Description of the task: List, from the lines below, each one with "main" in it.

Dataset rows describing interfaces:
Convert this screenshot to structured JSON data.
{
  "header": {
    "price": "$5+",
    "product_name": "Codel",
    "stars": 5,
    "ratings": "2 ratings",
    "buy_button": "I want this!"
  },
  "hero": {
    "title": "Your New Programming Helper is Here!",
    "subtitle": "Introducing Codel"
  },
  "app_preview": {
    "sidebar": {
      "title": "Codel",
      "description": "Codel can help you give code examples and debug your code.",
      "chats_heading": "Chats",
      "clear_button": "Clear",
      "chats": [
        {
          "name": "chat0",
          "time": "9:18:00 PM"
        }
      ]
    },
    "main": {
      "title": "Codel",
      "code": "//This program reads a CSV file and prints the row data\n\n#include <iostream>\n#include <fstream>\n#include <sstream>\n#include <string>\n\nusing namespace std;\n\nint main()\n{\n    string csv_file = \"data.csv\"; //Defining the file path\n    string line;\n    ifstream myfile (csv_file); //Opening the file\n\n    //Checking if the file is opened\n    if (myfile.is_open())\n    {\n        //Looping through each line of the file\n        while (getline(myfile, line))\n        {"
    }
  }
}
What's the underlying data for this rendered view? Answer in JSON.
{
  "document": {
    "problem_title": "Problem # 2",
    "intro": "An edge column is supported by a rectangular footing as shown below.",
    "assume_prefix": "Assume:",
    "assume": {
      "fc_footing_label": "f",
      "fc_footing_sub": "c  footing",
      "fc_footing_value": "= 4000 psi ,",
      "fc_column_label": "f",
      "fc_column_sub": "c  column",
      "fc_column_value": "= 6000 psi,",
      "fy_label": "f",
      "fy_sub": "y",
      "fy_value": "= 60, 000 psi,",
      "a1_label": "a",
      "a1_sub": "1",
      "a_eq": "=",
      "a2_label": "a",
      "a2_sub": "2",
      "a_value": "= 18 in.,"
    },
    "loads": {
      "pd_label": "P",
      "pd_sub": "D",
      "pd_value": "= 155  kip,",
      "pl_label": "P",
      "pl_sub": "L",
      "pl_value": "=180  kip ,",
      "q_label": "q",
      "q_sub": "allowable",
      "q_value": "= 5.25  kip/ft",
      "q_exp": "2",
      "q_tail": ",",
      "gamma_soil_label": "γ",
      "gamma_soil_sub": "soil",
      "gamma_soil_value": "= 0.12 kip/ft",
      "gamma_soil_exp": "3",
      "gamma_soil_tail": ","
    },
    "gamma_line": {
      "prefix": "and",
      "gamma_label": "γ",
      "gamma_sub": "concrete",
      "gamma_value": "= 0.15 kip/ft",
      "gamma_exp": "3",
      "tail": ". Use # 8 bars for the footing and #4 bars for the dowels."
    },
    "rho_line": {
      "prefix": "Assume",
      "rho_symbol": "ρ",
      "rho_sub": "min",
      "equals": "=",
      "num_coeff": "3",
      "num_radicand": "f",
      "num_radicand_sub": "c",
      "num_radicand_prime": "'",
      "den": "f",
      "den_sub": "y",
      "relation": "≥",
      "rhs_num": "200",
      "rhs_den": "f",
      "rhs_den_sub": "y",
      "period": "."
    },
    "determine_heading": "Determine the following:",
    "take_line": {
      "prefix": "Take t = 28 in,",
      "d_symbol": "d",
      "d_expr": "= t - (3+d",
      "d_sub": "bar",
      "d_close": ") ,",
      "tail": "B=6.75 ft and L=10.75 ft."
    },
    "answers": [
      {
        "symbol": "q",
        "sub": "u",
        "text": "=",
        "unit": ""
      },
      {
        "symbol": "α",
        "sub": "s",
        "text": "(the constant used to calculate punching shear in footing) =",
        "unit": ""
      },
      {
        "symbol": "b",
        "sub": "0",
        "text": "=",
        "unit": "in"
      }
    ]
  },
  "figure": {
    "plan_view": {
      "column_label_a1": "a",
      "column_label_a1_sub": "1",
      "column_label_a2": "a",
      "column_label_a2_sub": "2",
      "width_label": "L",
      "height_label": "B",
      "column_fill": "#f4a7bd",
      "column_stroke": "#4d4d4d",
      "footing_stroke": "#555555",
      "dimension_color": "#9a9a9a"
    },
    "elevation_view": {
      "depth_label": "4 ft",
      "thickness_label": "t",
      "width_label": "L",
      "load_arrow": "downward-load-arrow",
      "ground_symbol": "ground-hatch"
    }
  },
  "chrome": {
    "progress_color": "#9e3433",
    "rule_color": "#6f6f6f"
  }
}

Result:
    "main": {
      "code": "//This program reads a CSV file and prints the row data\n\n#include <iostream>\n#include <fstream>\n#include <sstream>\n#include <string>\n\nusing namespace std;\n\nint main()\n{\n    string csv_file = \"data.csv\"; //Defining the file path\n    string line;\n    ifstream myfile (csv_file); //Opening the file\n\n    //Checking if the file is opened\n    if (myfile.is_open())\n    {\n        //Looping through each line of the file\n        while (getline(myfile, line))\n        {"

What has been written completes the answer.